As mentioned above, this cycle is common for the jellyfish and box jellyfish. The coral and sea anemones remain as polyps. The hydrozoans are the most diverse when it comes to life cycles: Cnidarians are generally carnivorous in nature, but some species, such as coral, get some of their food from special symbionts organisms that are benefited from and benefit the organisms they are with living within them.

Cnidaria - Wikipedia

There are two main types of symbionts: These symbionts capture the energy from the sun to produce sugars which are then passed on to their host as a source of food. Not all cnidarians possess these creatures however, and thus must capture their own food.

Cnidarian - Evolution: The exact relationships between the different cnidarian groups are unknown. Among theories proposed on the evolution of the phylum Cnidaria, most treat the radial symmetry and tissue level of organization as evidence that the group is primitive (that is, it evolved before the evolution of bilateral symmetry) and hold that the medusa is the original body form, being the. The Cnidaria (pronounced nidaria)as a group of animals are well known to many people under their common names, Sea Anemones, Corals and Jellyfish are all Cnidarians as are Hydras, Sea Whips, Sea Fans and Sea Pansies. Cnidarian, also called coelenterate, any member of the phylum Cnidaria (Coelenterata), a group made up of more than 9, living rutadeltambor.com marine animals, the cnidarians include the corals, hydras, jellyfish, Portuguese men-of-war, sea anemones, sea pens, sea whips, and sea fans.

Because most cnidarians lack such sensory organs as eyes, it is thought they hunt passively: Nematocysts are common in all cnidarians, and are the one major trait that separates this phylum from the others.

There are approximately types of nematocysts know to date that help distinguish between the various classes. The other two types are known as spirocysts and ptychocysts. They all work in basically the same way: Once a cnida has fired, it can no longer be used.

Most cnidarians are marine in nature, found from the shallow water to the depths of the abyss.Sponge flies, also known as spongilla-flies (Neuroptera, Sisyridae), are specialist predators of freshwater sponges. The female lays her eggs on vegetation overhanging water.

Phylum cndaria

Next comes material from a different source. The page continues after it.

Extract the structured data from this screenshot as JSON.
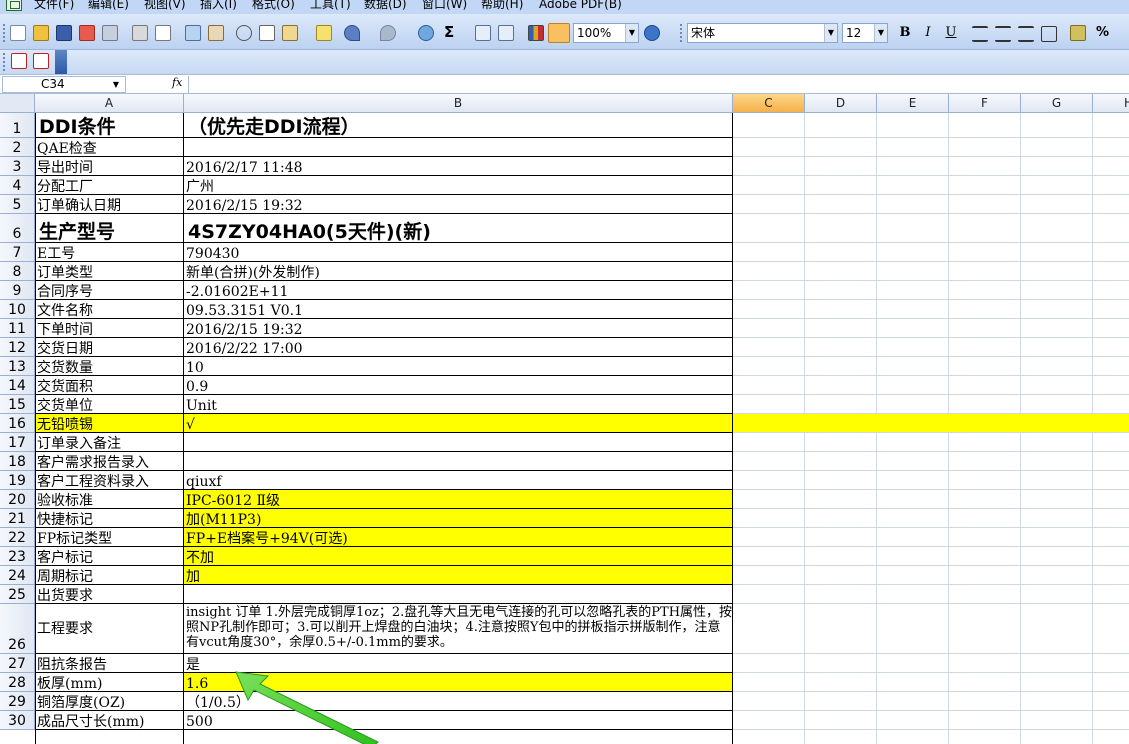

The larvae hatch and drop into the water where they seek out sponges to feed on. Corals are marine organisms of class Anthozoa (Kingdom Animalia, Phylum Cnidaria, Class Anthozoa) that typically live in large colonies of identical rutadeltambor.com are important reef builders in tropical seas, and are secretors of calcium carbonate (CaCO3) that forms their hard skeleton.

Introduction to Cnidaria Jellyfish, corals, and other stingers: Cnidarians are incredibly diverse in form, as evidenced by colonial siphonophores, massive medusae and corals, feathery hydroids, and box jellies with complex eyes. Yet, these diverse animals are all armed with stinging cells called nematocysts.

Sea anemones, corals, jellyfish, sea pens, hydra

Cnidarians are united based on the presumption that their nematocysts have been. Cnidarian definition, any invertebrate animal, as a hydra, jellyfish, sea anemone, or coral, considered as belonging to the phylum Cnidaria, characterized by the specialized stinging structures in the tentacles surrounding the mouth; a coelenterate.

See more. Cnidarian, also called coelenterate, any member of the phylum Cnidaria (Coelenterata), a group made up of more than 9, living rutadeltambor.com marine animals, the cnidarians include the corals, hydras, jellyfish, Portuguese men-of-war, sea anemones, sea pens, sea whips, and sea fans.

Phylum Cnidaria. Cnidaria is a large phylum composed of some of the most beautiful of all the salt and freshwater organisms: the true jellyfish, box jellyfish, coral and sea anemones, and hydra.

Although Cnidaria is an incredibly diverse group of animals, there are several traits that link them together.

Cnidarian - Evolution | rutadeltambor.com